Visit the South today and, were it not for the receptionists seated behind protective glass or the chairs bolted to the floor, the airy three-storey reception area, with its exposed brick and skylit entryway, could pass for a condo lobby. The 73,000-square-metre building, which is LEED Silver certified with a ground-source heat exchanger and low-flush toilets, occupies the site of the former Mimico Correctional Centre in south Etobicoke. Behind the main building are three seven-storey, sand-coloured towers, set off from each other at slight angles. The effect is more chic New Mexico college than imposing superjail.

Inside, there are spaces for Aboriginal inmates to hold sweat lodge or smudging ceremonies, two multi-faith spaces with footbaths for Muslim inmates, a state-of-the-art 35-bed infirmary and a 26-bed mental health assessment unit. The seven-by-16-foot cells are spacious compared to the Don. The units, made up of 20 cells each, are split into two floors and arranged around a communal living room like motel suites surrounding a pool.

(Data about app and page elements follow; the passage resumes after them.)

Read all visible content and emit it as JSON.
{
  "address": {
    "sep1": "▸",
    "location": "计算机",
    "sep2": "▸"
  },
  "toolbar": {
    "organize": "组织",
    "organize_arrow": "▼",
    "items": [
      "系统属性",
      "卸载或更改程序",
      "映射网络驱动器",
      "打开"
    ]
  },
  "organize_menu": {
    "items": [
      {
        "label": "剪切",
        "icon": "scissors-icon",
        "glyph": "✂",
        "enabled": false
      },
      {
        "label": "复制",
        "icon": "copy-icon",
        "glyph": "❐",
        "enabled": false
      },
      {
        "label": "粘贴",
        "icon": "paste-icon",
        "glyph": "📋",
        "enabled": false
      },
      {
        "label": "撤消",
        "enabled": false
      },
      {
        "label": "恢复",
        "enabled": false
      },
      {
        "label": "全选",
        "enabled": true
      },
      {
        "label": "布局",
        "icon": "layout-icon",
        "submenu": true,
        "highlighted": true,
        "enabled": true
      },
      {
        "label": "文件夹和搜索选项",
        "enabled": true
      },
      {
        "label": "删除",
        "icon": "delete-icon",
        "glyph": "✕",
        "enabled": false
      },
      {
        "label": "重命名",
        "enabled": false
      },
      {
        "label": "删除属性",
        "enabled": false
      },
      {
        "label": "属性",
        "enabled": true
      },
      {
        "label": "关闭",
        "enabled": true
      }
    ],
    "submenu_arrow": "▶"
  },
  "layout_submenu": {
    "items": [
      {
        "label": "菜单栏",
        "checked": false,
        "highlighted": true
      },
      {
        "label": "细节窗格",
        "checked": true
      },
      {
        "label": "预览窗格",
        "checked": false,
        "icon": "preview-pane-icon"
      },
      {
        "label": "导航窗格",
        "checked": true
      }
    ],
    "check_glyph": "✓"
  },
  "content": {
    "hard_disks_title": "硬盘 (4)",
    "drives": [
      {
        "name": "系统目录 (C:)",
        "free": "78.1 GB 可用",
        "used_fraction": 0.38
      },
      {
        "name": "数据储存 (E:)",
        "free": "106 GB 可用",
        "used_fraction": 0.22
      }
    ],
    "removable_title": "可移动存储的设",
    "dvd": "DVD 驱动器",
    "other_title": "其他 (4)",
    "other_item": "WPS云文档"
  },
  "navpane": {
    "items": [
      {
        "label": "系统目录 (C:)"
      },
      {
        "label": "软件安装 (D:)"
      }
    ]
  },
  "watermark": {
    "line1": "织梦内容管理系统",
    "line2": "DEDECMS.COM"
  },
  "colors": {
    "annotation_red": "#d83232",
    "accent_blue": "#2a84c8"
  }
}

Initially, the South seemed like a double-pronged victory for the Liberals: the facility was praised for its design, and the construction process was relatively cost-effective—an important consideration for a government trying to slay a $10.5-billion deficit and manage the fallout from the gas plant scandal. Still, the total bill to the taxpayer was hefty: $1.1 billion, which was to be paid out over 30 years.

Written by Randy McDonald

February 16, 2017 at 10:00 pm

[BLOG] Some Tuesday links

  • blogTO reports on the history of Toronto’s Wellington Street.
  • Dangerous Minds introduces me to the grim American gothic that is Wisconsin Death Trip. What happened to Black River Falls in the 1890s?
  • The Dragon’s Gaze links to hypotheses about KIC 8462852, one suggesting KIC 8462852 has four exoplanets, another talking about a planet’s disintegration.
  • The Dragon’s Tales links to a paper modeling the mantles of icy moons.
  • Lawyers, Guns and Money looks at small city NIMBYism in the Oregon city of Eugene.
  • The LRB Blog reports on toxically racist misogyny directed towards Labour’s Diane Abbott by Tory minister David Davis, “misogynoir” as it is called.
  • Personal Reflections’ Jim Belshaw reports on the elections in Indonesia, a country increasingly important to Australia.
  • Peter Rukavina describes how the builders of his various indie phones, promising in their own rights, keep dropping them.
  • The Power and the Money’s Noel Maurer is optimistic that NAFTA will survive mostly as is.
  • The Volokh Conspiracy examines the ruling against Trump’s immigration order on the grounds that its planners explicitly designed it as an anti-Muslim ban.
  • Window on Eurasia suggests that the treaty-based federalism of Tatarstan within Russia is increasingly unpopular with many wanting a more centralized country.